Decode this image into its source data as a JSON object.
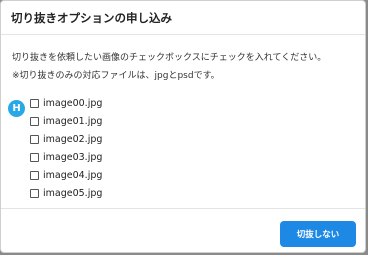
{
  "dialog": {
    "title": "切り抜きオプションの申し込み",
    "instructions": "切り抜きを依頼したい画像のチェックボックスにチェックを入れてください。",
    "note": "※切り抜きのみの対応ファイルは、jpgとpsdです。",
    "badge_letter": "H",
    "files": [
      {
        "name": "image00.jpg",
        "checked": false
      },
      {
        "name": "image01.jpg",
        "checked": false
      },
      {
        "name": "image02.jpg",
        "checked": false
      },
      {
        "name": "image03.jpg",
        "checked": false
      },
      {
        "name": "image04.jpg",
        "checked": false
      },
      {
        "name": "image05.jpg",
        "checked": false
      }
    ],
    "primary_button_label": "切抜しない"
  },
  "colors": {
    "accent": "#1e88e5",
    "badge": "#29a8e8",
    "backdrop": "#8a8a8a"
  }
}
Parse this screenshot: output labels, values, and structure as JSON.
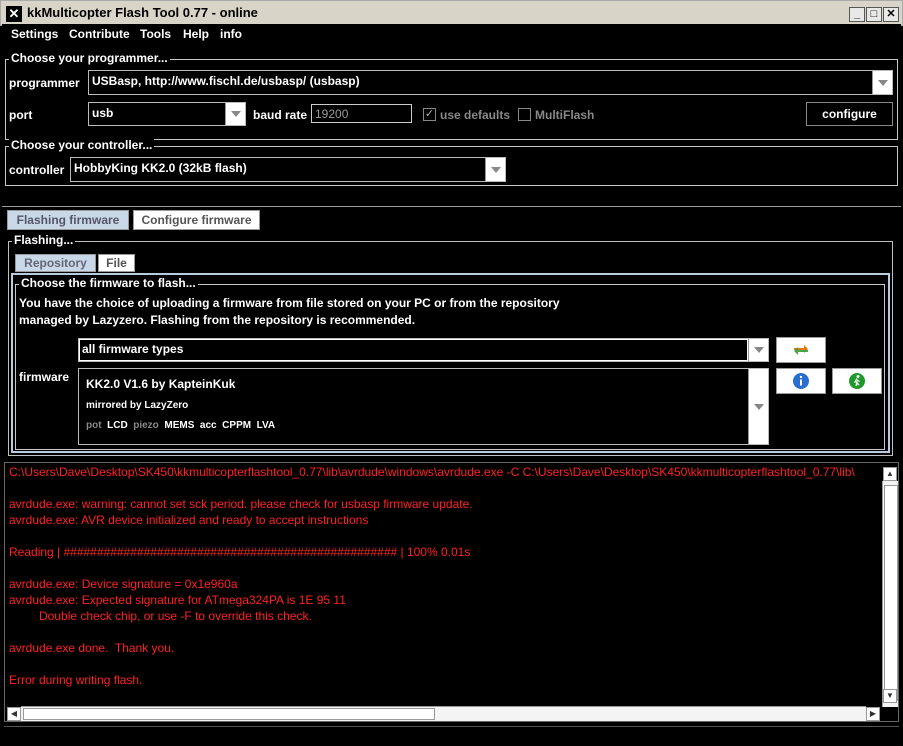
{
  "window": {
    "title": "kkMulticopter Flash Tool 0.77 - online"
  },
  "menu": [
    "Settings",
    "Contribute",
    "Tools",
    "Help",
    "info"
  ],
  "programmer_panel": {
    "legend": "Choose your programmer...",
    "programmer_label": "programmer",
    "programmer_value": "USBasp, http://www.fischl.de/usbasp/ (usbasp)",
    "port_label": "port",
    "port_value": "usb",
    "baud_label": "baud rate",
    "baud_value": "19200",
    "use_defaults_label": "use defaults",
    "multiflash_label": "MultiFlash",
    "configure_label": "configure"
  },
  "controller_panel": {
    "legend": "Choose your controller...",
    "controller_label": "controller",
    "controller_value": "HobbyKing KK2.0 (32kB flash)"
  },
  "main_tabs": [
    "Flashing firmware",
    "Configure firmware"
  ],
  "flashing_panel": {
    "legend": "Flashing...",
    "sub_tabs": [
      "Repository",
      "File"
    ],
    "choose_legend": "Choose the firmware to flash...",
    "description_line1": "You have the choice of uploading a firmware from file stored on your PC or from the repository",
    "description_line2": "managed by Lazyzero. Flashing from the repository is recommended.",
    "filter_value": "all firmware types",
    "firmware_label": "firmware",
    "firmware_name": "KK2.0 V1.6  by KapteinKuk",
    "firmware_mirror": "mirrored by LazyZero",
    "features": [
      {
        "label": "pot",
        "active": false
      },
      {
        "label": "LCD",
        "active": true
      },
      {
        "label": "piezo",
        "active": false
      },
      {
        "label": "MEMS",
        "active": true
      },
      {
        "label": "acc",
        "active": true
      },
      {
        "label": "CPPM",
        "active": true
      },
      {
        "label": "LVA",
        "active": true
      }
    ]
  },
  "console": {
    "lines": [
      "C:\\Users\\Dave\\Desktop\\SK450\\kkmulticopterflashtool_0.77\\lib\\avrdude\\windows\\avrdude.exe -C C:\\Users\\Dave\\Desktop\\SK450\\kkmulticopterflashtool_0.77\\lib\\",
      "",
      "avrdude.exe: warning: cannot set sck period. please check for usbasp firmware update.",
      "avrdude.exe: AVR device initialized and ready to accept instructions",
      "",
      "Reading | ################################################## | 100% 0.01s",
      "",
      "avrdude.exe: Device signature = 0x1e960a",
      "avrdude.exe: Expected signature for ATmega324PA is 1E 95 11",
      "         Double check chip, or use -F to override this check.",
      "",
      "avrdude.exe done.  Thank you.",
      "",
      "Error during writing flash."
    ]
  },
  "colors": {
    "console_text": "#ff2222",
    "background": "#000000",
    "panel_border": "#c8c8c8"
  }
}
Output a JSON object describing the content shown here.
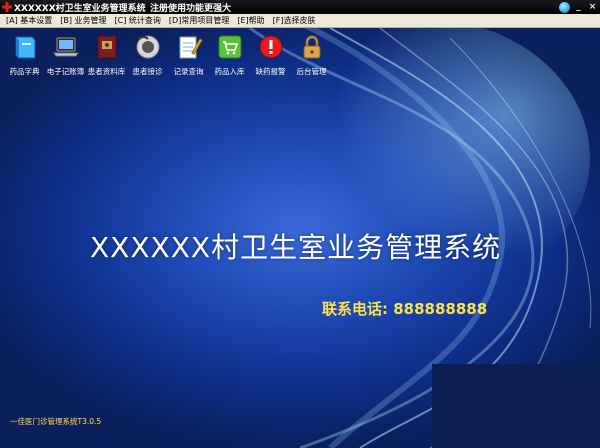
{
  "titlebar": {
    "title": "XXXXXX村卫生室业务管理系统",
    "notice": "注册使用功能更强大",
    "minimize": "_",
    "close": "×"
  },
  "menu": [
    "[A] 基本设置",
    "[B] 业务管理",
    "[C] 统计查询",
    "[D]常用项目管理",
    "[E]帮助",
    "[F]选择皮肤"
  ],
  "toolbar": [
    {
      "label": "药品字典",
      "icon": "book-icon"
    },
    {
      "label": "电子记账簿",
      "icon": "laptop-icon"
    },
    {
      "label": "患者资料库",
      "icon": "folder-icon"
    },
    {
      "label": "患者接诊",
      "icon": "stethoscope-icon"
    },
    {
      "label": "记录查询",
      "icon": "notepad-icon"
    },
    {
      "label": "药品入库",
      "icon": "cart-icon"
    },
    {
      "label": "缺药报警",
      "icon": "alert-icon"
    },
    {
      "label": "后台管理",
      "icon": "lock-icon"
    }
  ],
  "main": {
    "title": "XXXXXX村卫生室业务管理系统",
    "phone": "联系电话: 888888888",
    "version": "一佳医门诊管理系统T3.0.5"
  },
  "colors": {
    "accent_yellow": "#ffe14a",
    "bg_dark": "#0a1f5c",
    "bg_light": "#3a6ad8"
  }
}
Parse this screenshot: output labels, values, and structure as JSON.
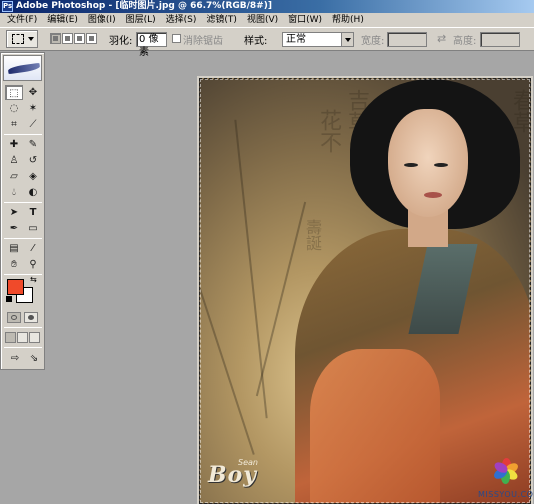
{
  "title_bar": {
    "text": "Adobe Photoshop - [临时图片.jpg @ 66.7%(RGB/8#)]"
  },
  "menu": [
    "文件(F)",
    "编辑(E)",
    "图像(I)",
    "图层(L)",
    "选择(S)",
    "滤镜(T)",
    "视图(V)",
    "窗口(W)",
    "帮助(H)"
  ],
  "options": {
    "feather_label": "羽化:",
    "feather_value": "0 像素",
    "antialias_label": "消除锯齿",
    "style_label": "样式:",
    "style_value": "正常",
    "width_label": "宽度:",
    "height_label": "高度:"
  },
  "colors": {
    "foreground": "#f04a2a",
    "background": "#ffffff"
  },
  "toolbox": {
    "tools": [
      "rect-marquee-icon",
      "move-icon",
      "lasso-icon",
      "magic-wand-icon",
      "crop-icon",
      "slice-icon",
      "healing-brush-icon",
      "brush-icon",
      "clone-stamp-icon",
      "history-brush-icon",
      "eraser-icon",
      "paint-bucket-icon",
      "blur-icon",
      "dodge-icon",
      "path-select-icon",
      "type-icon",
      "pen-icon",
      "shape-icon",
      "notes-icon",
      "eyedropper-icon",
      "hand-icon",
      "zoom-icon"
    ]
  },
  "document": {
    "brand_text": "Boy",
    "brand_small": "Sean"
  },
  "watermark": {
    "text": "MISSYOU.COM"
  }
}
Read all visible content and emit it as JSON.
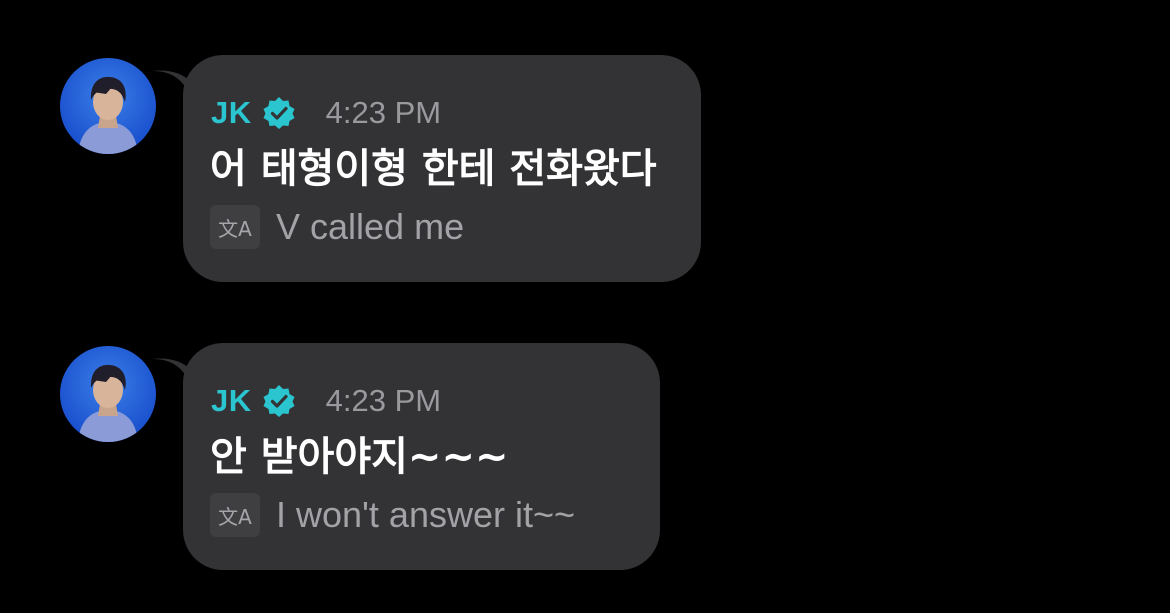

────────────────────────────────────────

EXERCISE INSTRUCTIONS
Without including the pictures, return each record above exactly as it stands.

ANSWER SPACE
Decode this image into its source data as a JSON object.
{
  "dialog": {
    "title": "切り抜きオプションの申し込み",
    "instructions": "切り抜きを依頼したい画像のチェックボックスにチェックを入れてください。",
    "note": "※切り抜きのみの対応ファイルは、jpgとpsdです。",
    "badge_letter": "H",
    "files": [
      {
        "name": "image00.jpg",
        "checked": false
      },
      {
        "name": "image01.jpg",
        "checked": false
      },
      {
        "name": "image02.jpg",
        "checked": false
      },
      {
        "name": "image03.jpg",
        "checked": false
      },
      {
        "name": "image04.jpg",
        "checked": false
      },
      {
        "name": "image05.jpg",
        "checked": false
      }
    ],
    "primary_button_label": "切抜しない"
  },
  "colors": {
    "accent": "#1e88e5",
    "badge": "#29a8e8",
    "backdrop": "#8a8a8a"
  }
}
Parse this screenshot: output labels, values, and structure as JSON.
{
  "window": {
    "title": "kkMulticopter Flash Tool 0.77 - online"
  },
  "menu": [
    "Settings",
    "Contribute",
    "Tools",
    "Help",
    "info"
  ],
  "programmer_panel": {
    "legend": "Choose your programmer...",
    "programmer_label": "programmer",
    "programmer_value": "USBasp, http://www.fischl.de/usbasp/ (usbasp)",
    "port_label": "port",
    "port_value": "usb",
    "baud_label": "baud rate",
    "baud_value": "19200",
    "use_defaults_label": "use defaults",
    "multiflash_label": "MultiFlash",
    "configure_label": "configure"
  },
  "controller_panel": {
    "legend": "Choose your controller...",
    "controller_label": "controller",
    "controller_value": "HobbyKing KK2.0 (32kB flash)"
  },
  "main_tabs": [
    "Flashing firmware",
    "Configure firmware"
  ],
  "flashing_panel": {
    "legend": "Flashing...",
    "sub_tabs": [
      "Repository",
      "File"
    ],
    "choose_legend": "Choose the firmware to flash...",
    "description_line1": "You have the choice of uploading a firmware from file stored on your PC or from the repository",
    "description_line2": "managed by Lazyzero. Flashing from the repository is recommended.",
    "filter_value": "all firmware types",
    "firmware_label": "firmware",
    "firmware_name": "KK2.0 V1.6  by KapteinKuk",
    "firmware_mirror": "mirrored by LazyZero",
    "features": [
      {
        "label": "pot",
        "active": false
      },
      {
        "label": "LCD",
        "active": true
      },
      {
        "label": "piezo",
        "active": false
      },
      {
        "label": "MEMS",
        "active": true
      },
      {
        "label": "acc",
        "active": true
      },
      {
        "label": "CPPM",
        "active": true
      },
      {
        "label": "LVA",
        "active": true
      }
    ]
  },
  "console": {
    "lines": [
      "C:\\Users\\Dave\\Desktop\\SK450\\kkmulticopterflashtool_0.77\\lib\\avrdude\\windows\\avrdude.exe -C C:\\Users\\Dave\\Desktop\\SK450\\kkmulticopterflashtool_0.77\\lib\\",
      "",
      "avrdude.exe: warning: cannot set sck period. please check for usbasp firmware update.",
      "avrdude.exe: AVR device initialized and ready to accept instructions",
      "",
      "Reading | ################################################## | 100% 0.01s",
      "",
      "avrdude.exe: Device signature = 0x1e960a",
      "avrdude.exe: Expected signature for ATmega324PA is 1E 95 11",
      "         Double check chip, or use -F to override this check.",
      "",
      "avrdude.exe done.  Thank you.",
      "",
      "Error during writing flash."
    ]
  },
  "colors": {
    "console_text": "#ff2222",
    "background": "#000000",
    "panel_border": "#c8c8c8"
  }
}
Output a JSON object describing the content shown here.
{
  "titlebar": {
    "title": "XXXXXX村卫生室业务管理系统",
    "notice": "注册使用功能更强大",
    "minimize": "_",
    "close": "×"
  },
  "menu": [
    "[A] 基本设置",
    "[B] 业务管理",
    "[C] 统计查询",
    "[D]常用项目管理",
    "[E]帮助",
    "[F]选择皮肤"
  ],
  "toolbar": [
    {
      "label": "药品字典",
      "icon": "book-icon"
    },
    {
      "label": "电子记账簿",
      "icon": "laptop-icon"
    },
    {
      "label": "患者资料库",
      "icon": "folder-icon"
    },
    {
      "label": "患者接诊",
      "icon": "stethoscope-icon"
    },
    {
      "label": "记录查询",
      "icon": "notepad-icon"
    },
    {
      "label": "药品入库",
      "icon": "cart-icon"
    },
    {
      "label": "缺药报警",
      "icon": "alert-icon"
    },
    {
      "label": "后台管理",
      "icon": "lock-icon"
    }
  ],
  "main": {
    "title": "XXXXXX村卫生室业务管理系统",
    "phone": "联系电话: 888888888",
    "version": "一佳医门诊管理系统T3.0.5"
  },
  "colors": {
    "accent_yellow": "#ffe14a",
    "bg_dark": "#0a1f5c",
    "bg_light": "#3a6ad8"
  }
}
Parse this screenshot: output labels, values, and structure as JSON.
{
  "title_bar": {
    "text": "Adobe Photoshop - [临时图片.jpg @ 66.7%(RGB/8#)]"
  },
  "menu": [
    "文件(F)",
    "编辑(E)",
    "图像(I)",
    "图层(L)",
    "选择(S)",
    "滤镜(T)",
    "视图(V)",
    "窗口(W)",
    "帮助(H)"
  ],
  "options": {
    "feather_label": "羽化:",
    "feather_value": "0 像素",
    "antialias_label": "消除锯齿",
    "style_label": "样式:",
    "style_value": "正常",
    "width_label": "宽度:",
    "height_label": "高度:"
  },
  "colors": {
    "foreground": "#f04a2a",
    "background": "#ffffff"
  },
  "toolbox": {
    "tools": [
      "rect-marquee-icon",
      "move-icon",
      "lasso-icon",
      "magic-wand-icon",
      "crop-icon",
      "slice-icon",
      "healing-brush-icon",
      "brush-icon",
      "clone-stamp-icon",
      "history-brush-icon",
      "eraser-icon",
      "paint-bucket-icon",
      "blur-icon",
      "dodge-icon",
      "path-select-icon",
      "type-icon",
      "pen-icon",
      "shape-icon",
      "notes-icon",
      "eyedropper-icon",
      "hand-icon",
      "zoom-icon"
    ]
  },
  "document": {
    "brand_text": "Boy",
    "brand_small": "Sean"
  },
  "watermark": {
    "text": "MISSYOU.COM"
  }
}
Read all visible content and emit it as JSON.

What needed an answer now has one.